Definitions of Hypnosis and Hypnotizability and their Relation to Suggestion and Suggesitibility: A Consensus Statement:Kirsch et al 2011 defintion of terms
Irving Kirsch1 University of Hull, Etzel Cardeña University of Lund, Stuart Derbyshire University of Birmingham, Zoltan Dienes University of Sussex, Michael Heap University of Sheffield, Sakari Kalli University of Skövde, Giuliana Mazzoni University of Hull, Peter Naish Open University, David Oakley, University College London, Catherine Potter Salford Primary Care Trust University of Manchester, Val Walters University College London, Matthew Whalley University College London
Hypnosis, Hypnotizability, Suggestion and Suggestibility: This paper exposes the need to clarify what we really mean when we use these terms, so that future studies can be compared and contrasted within the same parameters of understanding. Interesting paper of an academic nature which presents the problem that “current operational definitions of ‘hypnosis’ and ‘hypnotizability’ are inconsistent”. The problem is explained and solutions are considered.

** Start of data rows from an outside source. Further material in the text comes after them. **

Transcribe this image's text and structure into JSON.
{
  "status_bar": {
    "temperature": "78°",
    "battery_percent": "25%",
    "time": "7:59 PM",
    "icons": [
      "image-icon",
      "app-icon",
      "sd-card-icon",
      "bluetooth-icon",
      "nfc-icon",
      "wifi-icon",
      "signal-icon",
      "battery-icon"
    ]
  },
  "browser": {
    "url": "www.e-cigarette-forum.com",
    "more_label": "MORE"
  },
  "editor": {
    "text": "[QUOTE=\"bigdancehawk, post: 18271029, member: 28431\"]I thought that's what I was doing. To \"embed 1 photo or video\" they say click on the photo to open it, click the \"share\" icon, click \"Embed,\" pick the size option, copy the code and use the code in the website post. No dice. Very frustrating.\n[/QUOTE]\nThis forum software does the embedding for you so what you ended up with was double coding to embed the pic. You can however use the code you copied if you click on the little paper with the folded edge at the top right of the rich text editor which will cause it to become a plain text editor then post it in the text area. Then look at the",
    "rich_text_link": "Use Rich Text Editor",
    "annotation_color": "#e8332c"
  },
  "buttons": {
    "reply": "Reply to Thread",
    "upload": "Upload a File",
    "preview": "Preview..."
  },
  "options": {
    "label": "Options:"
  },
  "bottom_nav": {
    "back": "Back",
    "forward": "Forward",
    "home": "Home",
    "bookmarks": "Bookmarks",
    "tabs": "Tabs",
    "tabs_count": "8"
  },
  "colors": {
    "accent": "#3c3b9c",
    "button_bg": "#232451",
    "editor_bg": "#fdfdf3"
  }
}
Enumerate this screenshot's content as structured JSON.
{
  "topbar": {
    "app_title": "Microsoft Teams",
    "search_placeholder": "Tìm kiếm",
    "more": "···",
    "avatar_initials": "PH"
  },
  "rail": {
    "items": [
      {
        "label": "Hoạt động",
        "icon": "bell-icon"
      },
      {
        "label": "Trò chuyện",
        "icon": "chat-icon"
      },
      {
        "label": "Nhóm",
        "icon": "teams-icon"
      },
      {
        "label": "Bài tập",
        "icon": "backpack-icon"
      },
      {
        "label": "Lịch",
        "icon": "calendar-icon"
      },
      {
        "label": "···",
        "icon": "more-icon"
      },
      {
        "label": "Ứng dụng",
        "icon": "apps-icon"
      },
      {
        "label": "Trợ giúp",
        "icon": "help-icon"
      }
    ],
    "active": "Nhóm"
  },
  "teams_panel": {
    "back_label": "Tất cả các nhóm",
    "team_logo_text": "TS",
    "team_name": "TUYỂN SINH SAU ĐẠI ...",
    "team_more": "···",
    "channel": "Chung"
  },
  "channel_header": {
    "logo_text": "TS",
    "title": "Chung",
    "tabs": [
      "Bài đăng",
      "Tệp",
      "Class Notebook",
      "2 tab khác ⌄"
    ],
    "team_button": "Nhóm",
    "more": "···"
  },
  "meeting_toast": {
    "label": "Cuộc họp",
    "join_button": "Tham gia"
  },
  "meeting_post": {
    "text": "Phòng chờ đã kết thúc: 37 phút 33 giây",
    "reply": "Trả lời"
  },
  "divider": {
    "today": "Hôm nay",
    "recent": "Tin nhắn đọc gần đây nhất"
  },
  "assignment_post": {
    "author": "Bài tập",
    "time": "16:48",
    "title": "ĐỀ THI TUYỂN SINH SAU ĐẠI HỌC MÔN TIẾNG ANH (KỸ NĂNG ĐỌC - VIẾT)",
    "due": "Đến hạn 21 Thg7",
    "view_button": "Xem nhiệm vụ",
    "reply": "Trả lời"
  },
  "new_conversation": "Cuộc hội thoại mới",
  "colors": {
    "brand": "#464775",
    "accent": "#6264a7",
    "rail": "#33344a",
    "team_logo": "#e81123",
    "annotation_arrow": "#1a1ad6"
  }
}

Extracts: “In 1973, Ernest R. Hilgard wrote his influential article entitled “The Domain of Hypnosis,” in which he also referred to the broader “domain of suggestion.” Hypnosis is part of that broader domain, but it is not identical to it…The importance of these four domains (hypnosis, placebo, memory, and sensory suggestibility), combined with the fact that suggestion is central to each of them, makes it clear that suggestion itself should be studied as a domain composed of different sub-domains…
…Since the beginning of systematic research in the field (Hull, 1933), hypnosis has been defined operationally by the administration of a hypnotic induction.2 In contrast, hypnotizability has been operationally defined as responsiveness to suggestion following a hypnotic induction.3 The problem is that the induction of hypnosis has little impact on responsiveness to suggestion. Therefore, ‘hypnotizability’ scales mostly measure the effects of suggestion, not the effects of hypnosis (Weitzenhoffer, 1980)…
However, hypnosis can also be defined more broadly as the administration (or self-administration) and experience of imaginative suggestions, regardless of whether a trance induction has been administered (Kirsch, 1997). Thus defined, it would include ‘waking hypnosis’ (i.e., responding to suggestions without a trance induction; Wells, 1924)
The change in suggestibility may be mediated by a hypnotic state and/or they may be a function of various social and cognitive variables (e.g., expectancy, motivation, etc.) that are activated by the induction procedure…”